Legislative Assembly for the ACT: 2003 Week 1 Hansard (30 January) . . Page.. 37 ..
MS TUCKER (continuing):
Mr Cornwell mentioned the school at Duffy. The census does not need to occur, or it should take into account collecting children. Ms Gallagher has assured me that those things are being looked at so that children can stay in their own community if that is what they desire.
The counselling being provided by the government is necessary. At a community meeting yesterday community service providers, Lifeline and such organisations talked about their good work in partnership with the government. I commend the way the community sector and the government have worked together and will continue to do so. One caution is that there are people slipping through the cracks. We need to deal with that.

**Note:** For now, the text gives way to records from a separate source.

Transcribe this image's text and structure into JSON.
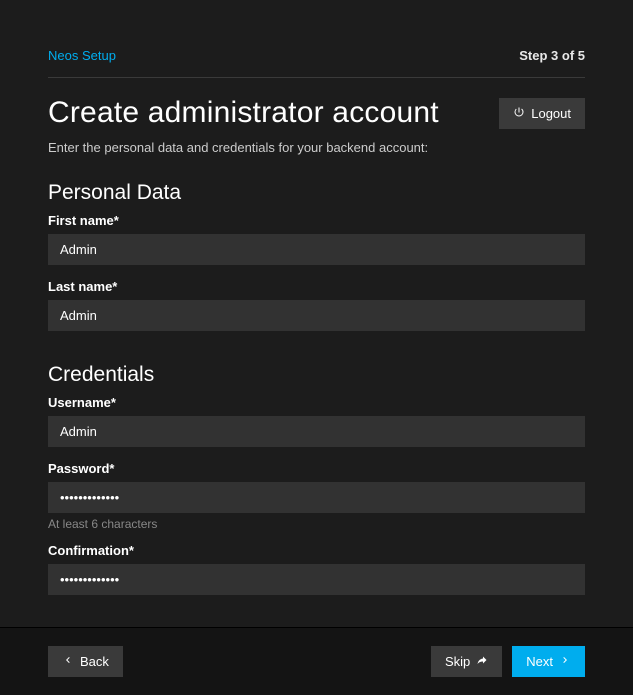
{
  "header": {
    "breadcrumb": "Neos Setup",
    "step_indicator": "Step 3 of 5"
  },
  "title": "Create administrator account",
  "logout_label": "Logout",
  "subtitle": "Enter the personal data and credentials for your backend account:",
  "sections": {
    "personal": {
      "heading": "Personal Data",
      "first_name_label": "First name*",
      "first_name_value": "Admin",
      "last_name_label": "Last name*",
      "last_name_value": "Admin"
    },
    "credentials": {
      "heading": "Credentials",
      "username_label": "Username*",
      "username_value": "Admin",
      "password_label": "Password*",
      "password_value": "•••••••••••••",
      "password_helper": "At least 6 characters",
      "confirmation_label": "Confirmation*",
      "confirmation_value": "•••••••••••••"
    }
  },
  "footer": {
    "back_label": "Back",
    "skip_label": "Skip",
    "next_label": "Next"
  }
}
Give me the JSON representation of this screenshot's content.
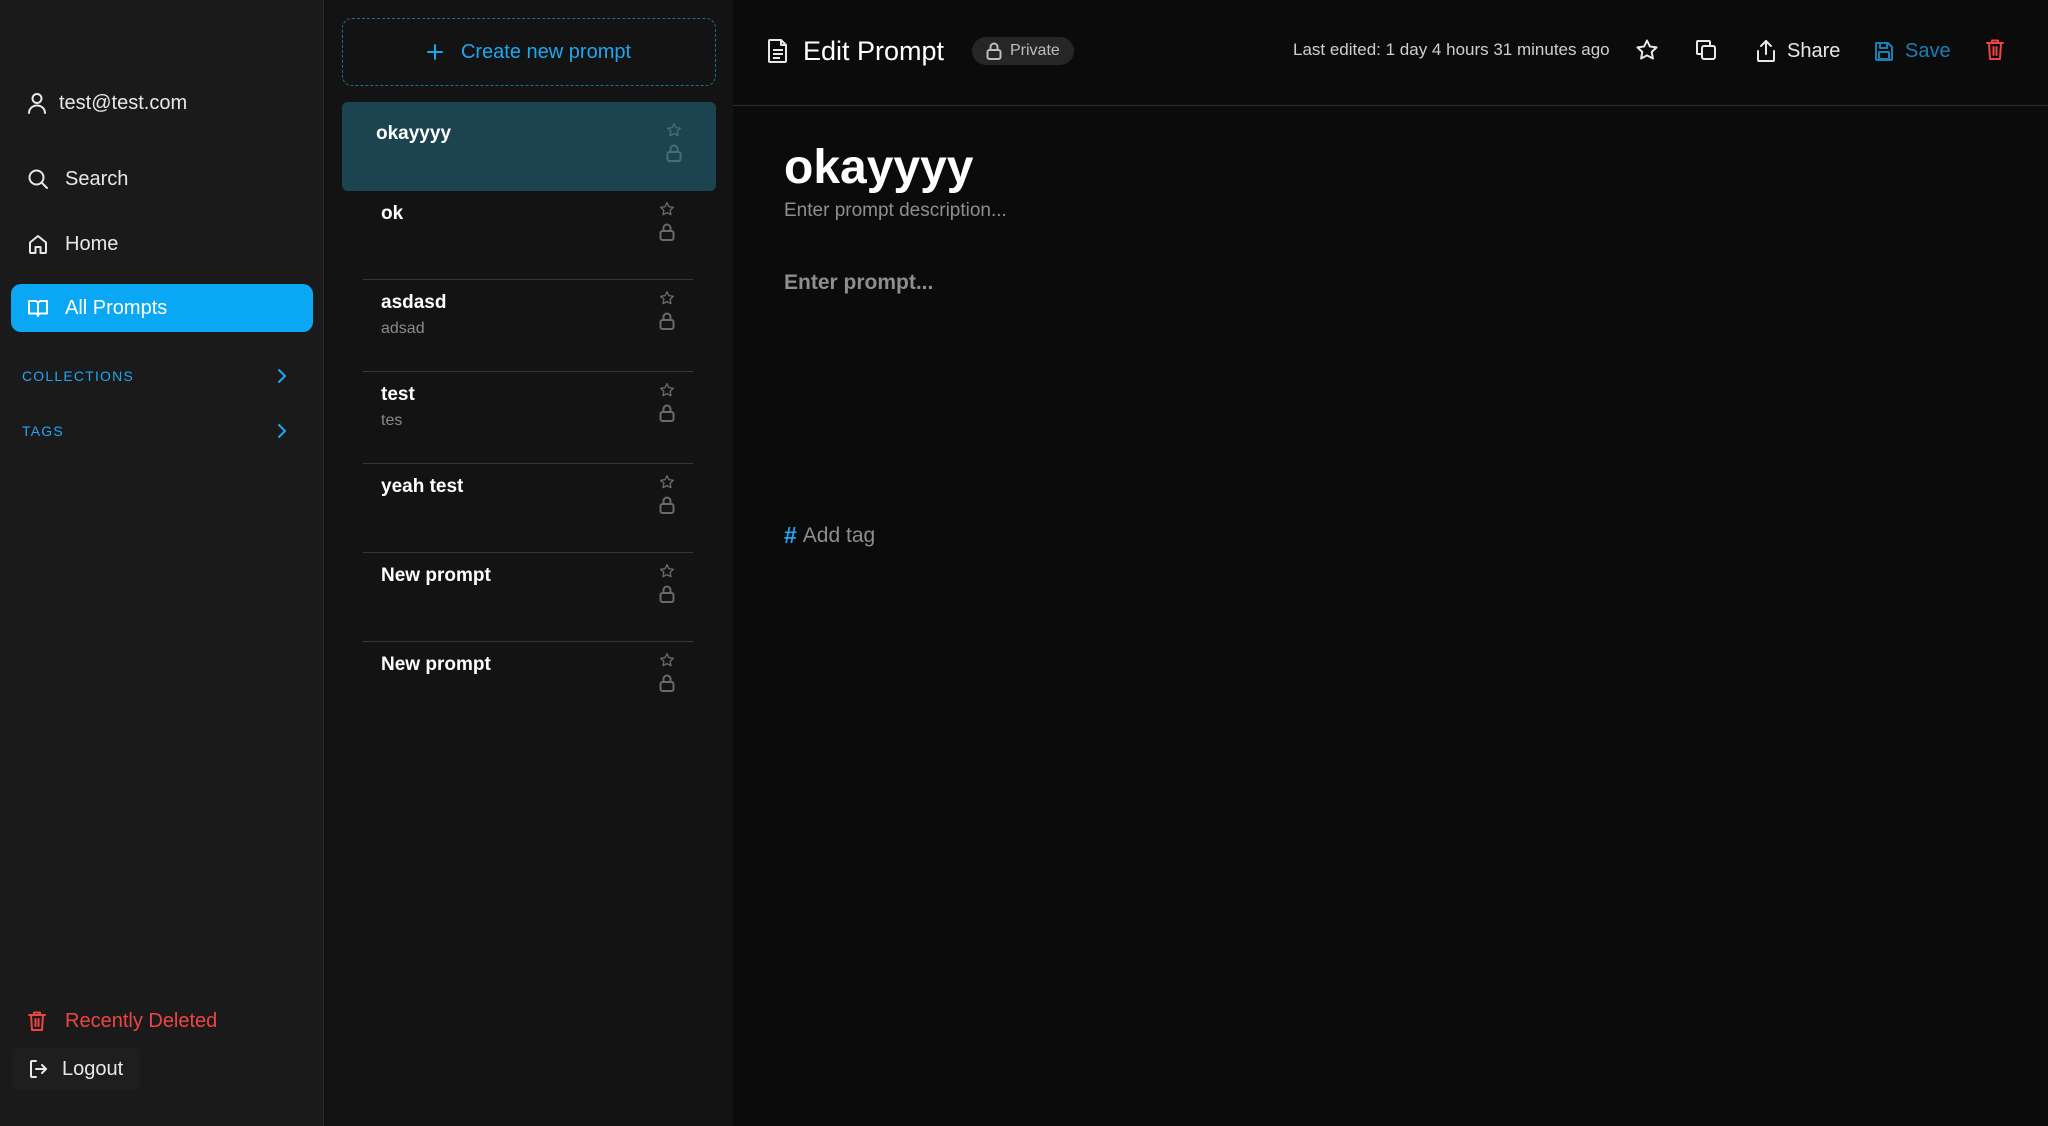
{
  "sidebar": {
    "user_email": "test@test.com",
    "nav": {
      "search": "Search",
      "home": "Home",
      "all_prompts": "All Prompts"
    },
    "sections": {
      "collections": "COLLECTIONS",
      "tags": "TAGS"
    },
    "recently_deleted": "Recently Deleted",
    "logout": "Logout"
  },
  "prompt_list": {
    "create_label": "Create new prompt",
    "items": [
      {
        "title": "okayyyy",
        "description": ""
      },
      {
        "title": "ok",
        "description": ""
      },
      {
        "title": "asdasd",
        "description": "adsad"
      },
      {
        "title": "test",
        "description": "tes"
      },
      {
        "title": "yeah test",
        "description": ""
      },
      {
        "title": "New prompt",
        "description": ""
      },
      {
        "title": "New prompt",
        "description": ""
      }
    ]
  },
  "editor": {
    "header": {
      "title": "Edit Prompt",
      "visibility": "Private",
      "last_edited": "Last edited: 1 day 4 hours 31 minutes ago",
      "share_label": "Share",
      "save_label": "Save"
    },
    "prompt_title": "okayyyy",
    "description_placeholder": "Enter prompt description...",
    "prompt_placeholder": "Enter prompt...",
    "add_tag_label": "Add tag"
  },
  "colors": {
    "accent": "#0aa7f5",
    "danger": "#ef4444",
    "selected_item": "#1b4350"
  }
}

In the rebuilding it is important that houses be built according to a building code that takes account of the potential for future fires. Canberra is a city unlike all others. Without a doubt, we need to live more carefully in our environment and be cleverer in how we do it. If government works in collaboration with industry and the community, when we rebuild we can draw on the spirit-on the care for one another-that could be seen in this crisis.
MR HARGREAVES (12.40): I rise to add my comments concerning the tragic events which took place a short time ago. As many members will know, I was out of town when the disaster struck the ACT. I found out about the scale of the tragedy when I came back to Canberra on the Monday after that dreadful weekend.

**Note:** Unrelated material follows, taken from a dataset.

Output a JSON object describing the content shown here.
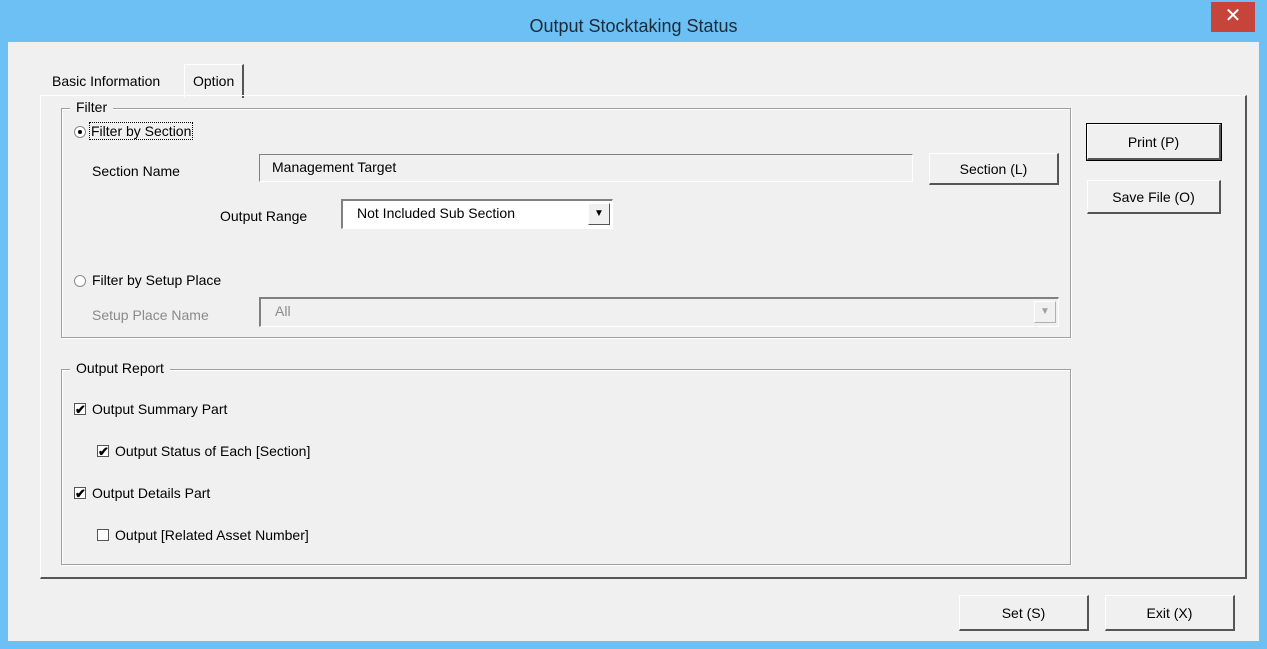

Before coming to the Assembly, I worked in the department of education. Part of my role was to develop plans for evacuation and recovery centres, based on training that I received from Emergency Management Australia. The plan revolved around small, medium and large-scale disasters which may be visited upon Canberra. These included gas leakage, a terrorist attack, aircraft-oriented disasters, flooding in the event of Googong Dam rupturing and, of course, bushfires.
When I took to the streets on the Monday afternoon, I was struck by a number of emotions. Principal among them was the camaraderie and support neighbours were bringing to each other. This city without a soul took those victims to its bosom and smothered them in support. Another emotion expressed to me by people standing in the ashes of their homes was about the courage, professionalism and bravery of our frontline firefighters.
The community did not know or care about the difference between the professional firefighters and volunteers, ambulance officers or police men and women; they were all heroes. The people said that nothing could have stood in the way of this maelstrom, nothing could have been done that had not been done. They also expressed their grief, their despair and their hope in various ways. They cried, and I cried with them. They laughed, and I tried to laugh, too. But mostly they just talked and described not only their own experiences, but also the experiences of those around them. They told of individual acts of bravery. They marvelled at the selective nature of the fire. They told about the plight of pets and young kids and they told of their pain. They did not blame or seek to apportion responsibility or find scapegoats; they just got on with it.